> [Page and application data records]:
┌──

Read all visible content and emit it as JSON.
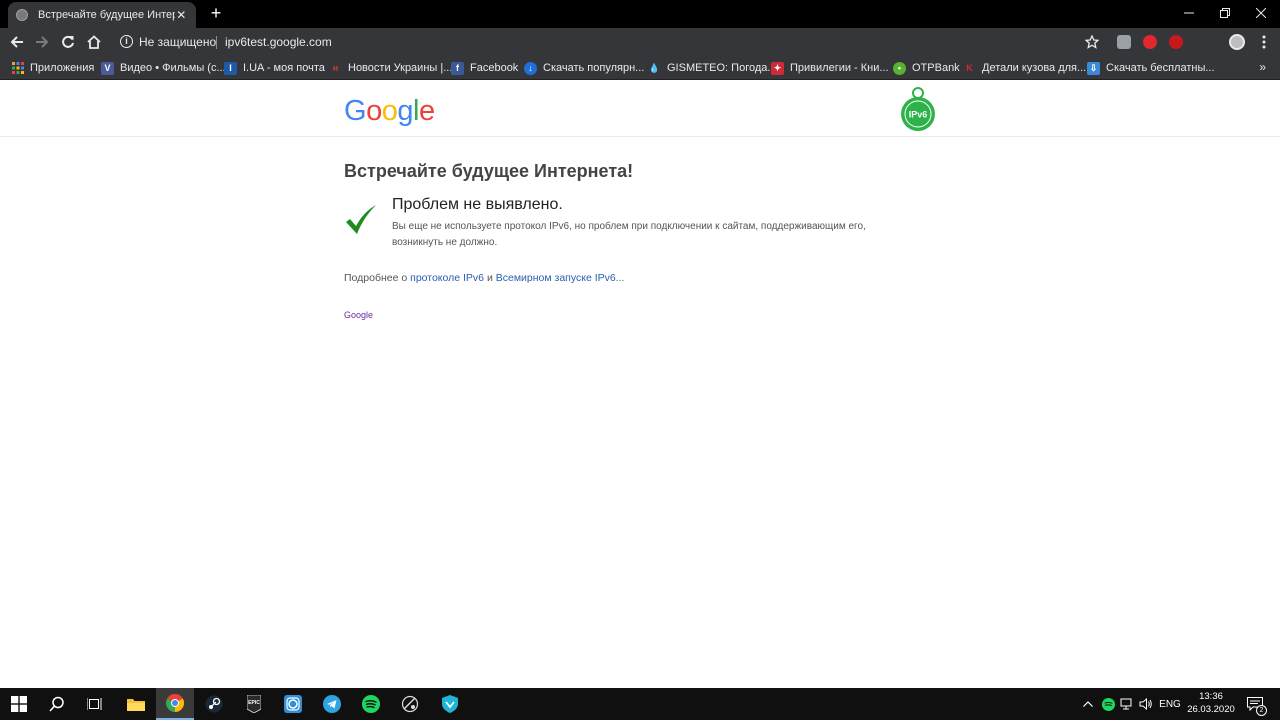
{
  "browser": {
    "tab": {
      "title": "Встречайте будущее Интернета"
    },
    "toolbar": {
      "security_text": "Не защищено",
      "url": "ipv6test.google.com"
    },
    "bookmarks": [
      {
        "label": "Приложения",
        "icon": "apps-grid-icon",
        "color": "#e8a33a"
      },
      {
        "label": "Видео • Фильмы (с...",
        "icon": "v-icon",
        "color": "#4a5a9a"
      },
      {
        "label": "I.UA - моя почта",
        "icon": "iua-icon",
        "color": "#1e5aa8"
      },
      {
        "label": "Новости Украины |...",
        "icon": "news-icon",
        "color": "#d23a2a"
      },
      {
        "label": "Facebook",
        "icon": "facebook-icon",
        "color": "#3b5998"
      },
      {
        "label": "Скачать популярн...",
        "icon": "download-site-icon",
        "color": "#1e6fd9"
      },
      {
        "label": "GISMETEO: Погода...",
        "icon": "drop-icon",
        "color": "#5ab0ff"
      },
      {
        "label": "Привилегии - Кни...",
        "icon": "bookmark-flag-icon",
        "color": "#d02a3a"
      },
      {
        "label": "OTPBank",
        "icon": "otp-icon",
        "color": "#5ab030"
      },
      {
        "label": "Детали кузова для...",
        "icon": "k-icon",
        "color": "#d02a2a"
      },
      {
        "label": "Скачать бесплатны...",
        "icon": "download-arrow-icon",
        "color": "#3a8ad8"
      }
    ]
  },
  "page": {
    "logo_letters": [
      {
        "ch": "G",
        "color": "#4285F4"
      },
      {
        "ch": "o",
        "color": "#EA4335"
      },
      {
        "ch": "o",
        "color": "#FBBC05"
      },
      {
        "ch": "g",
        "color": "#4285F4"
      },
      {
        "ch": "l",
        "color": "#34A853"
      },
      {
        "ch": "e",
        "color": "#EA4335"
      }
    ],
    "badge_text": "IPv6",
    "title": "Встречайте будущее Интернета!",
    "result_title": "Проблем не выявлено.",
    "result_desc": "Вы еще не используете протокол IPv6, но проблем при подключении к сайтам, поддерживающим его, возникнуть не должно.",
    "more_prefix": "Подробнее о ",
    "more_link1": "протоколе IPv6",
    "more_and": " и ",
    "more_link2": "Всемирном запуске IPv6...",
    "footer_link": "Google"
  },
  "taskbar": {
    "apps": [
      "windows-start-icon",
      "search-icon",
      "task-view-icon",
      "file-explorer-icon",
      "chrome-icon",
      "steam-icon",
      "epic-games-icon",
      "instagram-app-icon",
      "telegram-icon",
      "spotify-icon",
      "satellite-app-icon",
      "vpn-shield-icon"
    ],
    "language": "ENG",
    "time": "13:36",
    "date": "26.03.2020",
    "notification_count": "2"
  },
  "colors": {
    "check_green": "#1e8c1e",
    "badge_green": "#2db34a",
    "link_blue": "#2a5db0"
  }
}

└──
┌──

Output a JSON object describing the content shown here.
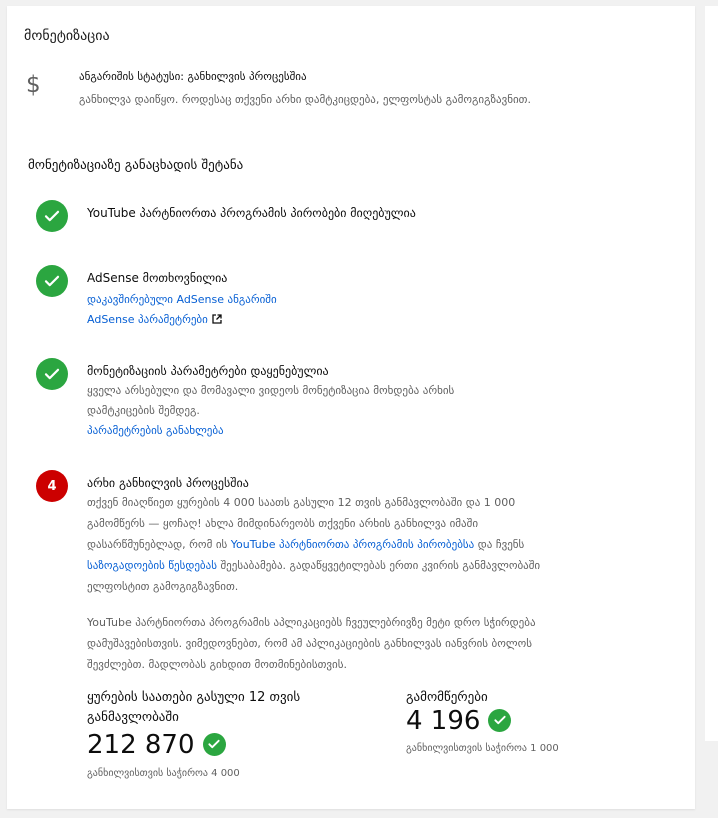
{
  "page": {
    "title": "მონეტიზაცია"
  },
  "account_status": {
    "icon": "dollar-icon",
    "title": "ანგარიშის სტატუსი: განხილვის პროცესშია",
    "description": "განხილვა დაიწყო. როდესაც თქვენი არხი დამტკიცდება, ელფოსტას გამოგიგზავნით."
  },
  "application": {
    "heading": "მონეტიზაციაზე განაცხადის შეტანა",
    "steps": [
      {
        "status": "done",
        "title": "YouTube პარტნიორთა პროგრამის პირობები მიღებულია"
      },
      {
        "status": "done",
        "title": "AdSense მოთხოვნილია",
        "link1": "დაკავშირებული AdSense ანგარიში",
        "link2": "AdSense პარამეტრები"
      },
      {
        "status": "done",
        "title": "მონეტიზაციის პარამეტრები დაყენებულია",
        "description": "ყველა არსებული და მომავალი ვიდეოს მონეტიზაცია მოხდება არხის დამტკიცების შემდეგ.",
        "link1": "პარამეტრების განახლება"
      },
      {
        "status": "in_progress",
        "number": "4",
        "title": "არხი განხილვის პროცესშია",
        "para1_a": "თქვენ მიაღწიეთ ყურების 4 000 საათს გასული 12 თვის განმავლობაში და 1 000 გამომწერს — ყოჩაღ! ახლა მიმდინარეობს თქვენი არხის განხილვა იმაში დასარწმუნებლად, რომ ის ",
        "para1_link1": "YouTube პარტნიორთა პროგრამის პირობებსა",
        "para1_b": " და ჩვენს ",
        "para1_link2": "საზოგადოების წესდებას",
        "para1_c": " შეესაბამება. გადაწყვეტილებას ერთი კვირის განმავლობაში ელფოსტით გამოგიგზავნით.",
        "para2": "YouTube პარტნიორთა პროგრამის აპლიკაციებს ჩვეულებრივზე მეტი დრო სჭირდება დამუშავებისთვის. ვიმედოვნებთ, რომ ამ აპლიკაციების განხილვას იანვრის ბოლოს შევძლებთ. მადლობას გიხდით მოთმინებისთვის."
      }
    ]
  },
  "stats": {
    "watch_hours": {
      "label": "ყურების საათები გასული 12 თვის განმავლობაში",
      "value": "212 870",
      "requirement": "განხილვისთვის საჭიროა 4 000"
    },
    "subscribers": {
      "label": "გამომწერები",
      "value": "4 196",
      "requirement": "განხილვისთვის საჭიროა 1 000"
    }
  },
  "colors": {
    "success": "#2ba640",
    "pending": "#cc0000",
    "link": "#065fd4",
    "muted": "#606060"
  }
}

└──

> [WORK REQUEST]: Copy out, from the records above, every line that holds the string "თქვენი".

> [EXERCISE OUTPUT]:
    "description": "განხილვა დაიწყო. როდესაც თქვენი არხი დამტკიცდება, ელფოსტას გამოგიგზავნით."
        "para1_a": "თქვენ მიაღწიეთ ყურების 4 000 საათს გასული 12 თვის განმავლობაში და 1 000 გამომწერს — ყოჩაღ! ახლა მიმდინარეობს თქვენი არხის განხილვა იმაში დასარწმუნებლად, რომ ის ",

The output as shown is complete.